Candice: I do still have these songs that are sitting on a shelf that I would love to breathe some life into by recording them. But it seems hard to find the time these days. We just used one of my solo songs, Once In A Garden, for the album, and this year has been so busy between touring, recording the new album, releasing the DVD Castles and Dreams and - this is new for this year- I’m also the official “Princess” of a park here in the USA called Magiquest. Plus I just did a duet with the band Helloween. So I am hoping next year to be able to get back into the studio and dust some of my own songs off. Of course, I’d always like for them to appear on a Blackmore's Night album if that’s possible.
To Ritchie: Now I wouldn’t be doing my job properly if I didn’t ask the following question, so apologies in advance. Rumours of a Rainbow reunion still crop up once in a while. Can you see yourself ever returning to the hard rock world, either with a Rainbow line-up, or with a new project?
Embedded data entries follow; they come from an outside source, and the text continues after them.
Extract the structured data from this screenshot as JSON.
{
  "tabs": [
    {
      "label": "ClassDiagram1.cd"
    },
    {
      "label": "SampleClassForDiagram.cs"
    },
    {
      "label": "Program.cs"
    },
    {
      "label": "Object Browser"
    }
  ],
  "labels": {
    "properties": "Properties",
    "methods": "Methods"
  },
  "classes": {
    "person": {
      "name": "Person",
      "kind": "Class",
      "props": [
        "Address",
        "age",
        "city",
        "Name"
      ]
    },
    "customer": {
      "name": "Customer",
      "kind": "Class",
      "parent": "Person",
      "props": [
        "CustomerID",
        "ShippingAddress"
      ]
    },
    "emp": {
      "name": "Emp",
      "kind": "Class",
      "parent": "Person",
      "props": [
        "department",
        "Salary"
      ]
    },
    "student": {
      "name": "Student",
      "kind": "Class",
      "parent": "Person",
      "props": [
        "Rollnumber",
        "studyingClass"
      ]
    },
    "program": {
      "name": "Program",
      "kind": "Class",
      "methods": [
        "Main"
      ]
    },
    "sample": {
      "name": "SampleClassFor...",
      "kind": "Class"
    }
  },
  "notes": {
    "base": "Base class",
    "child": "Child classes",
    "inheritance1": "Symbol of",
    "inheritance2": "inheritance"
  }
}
Ritchie: I’m enjoying myself so much with this band that its hard to see that happening. I might think about doing one or two shows with Deep Purple but their management couldn’t be involved. It wouldn’t be for recording - just for the fans for nostalgia. But we do play some rock in this band so its not like I’ve abandoned that genre completely. It’s just that its not all we play.
What advice would you both give to young musicians looking to follow in your footsteps and get a foot in the door of the music industry?
Ritchie: After you learn the first two chords, get yourself a good lawyer.
Candice: Never try to sound like anyone other than yourself. Fads and fashions come and go but be true to your own individuality – its timeless.